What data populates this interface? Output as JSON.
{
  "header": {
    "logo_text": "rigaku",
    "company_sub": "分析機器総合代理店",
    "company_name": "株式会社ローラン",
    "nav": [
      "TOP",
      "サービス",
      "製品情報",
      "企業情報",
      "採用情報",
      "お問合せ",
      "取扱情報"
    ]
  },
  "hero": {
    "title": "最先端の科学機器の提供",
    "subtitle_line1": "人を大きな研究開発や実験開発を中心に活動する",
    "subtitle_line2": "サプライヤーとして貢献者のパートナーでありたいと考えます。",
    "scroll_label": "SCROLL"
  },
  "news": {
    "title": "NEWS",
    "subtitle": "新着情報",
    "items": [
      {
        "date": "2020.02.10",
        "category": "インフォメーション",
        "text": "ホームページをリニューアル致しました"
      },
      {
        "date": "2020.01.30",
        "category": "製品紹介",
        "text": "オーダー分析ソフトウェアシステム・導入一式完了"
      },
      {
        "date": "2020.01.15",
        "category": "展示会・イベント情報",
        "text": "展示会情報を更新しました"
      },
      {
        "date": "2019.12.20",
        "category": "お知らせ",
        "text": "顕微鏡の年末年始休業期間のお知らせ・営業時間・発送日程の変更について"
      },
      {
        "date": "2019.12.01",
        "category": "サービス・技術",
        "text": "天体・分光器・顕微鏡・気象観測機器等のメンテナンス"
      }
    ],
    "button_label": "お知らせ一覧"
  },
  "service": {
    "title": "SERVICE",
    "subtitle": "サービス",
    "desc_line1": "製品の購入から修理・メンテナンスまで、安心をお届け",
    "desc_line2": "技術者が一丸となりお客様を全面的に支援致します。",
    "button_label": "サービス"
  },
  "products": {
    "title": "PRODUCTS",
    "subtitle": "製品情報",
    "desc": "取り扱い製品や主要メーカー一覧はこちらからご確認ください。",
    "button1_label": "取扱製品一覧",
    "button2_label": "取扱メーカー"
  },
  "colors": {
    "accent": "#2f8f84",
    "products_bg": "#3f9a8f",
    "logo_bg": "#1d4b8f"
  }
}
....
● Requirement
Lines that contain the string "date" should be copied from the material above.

● Answer to this problem
        "date": "2020.02.10",
        "date": "2020.01.30",
        "date": "2020.01.15",
        "date": "2019.12.20",
        "date": "2019.12.01",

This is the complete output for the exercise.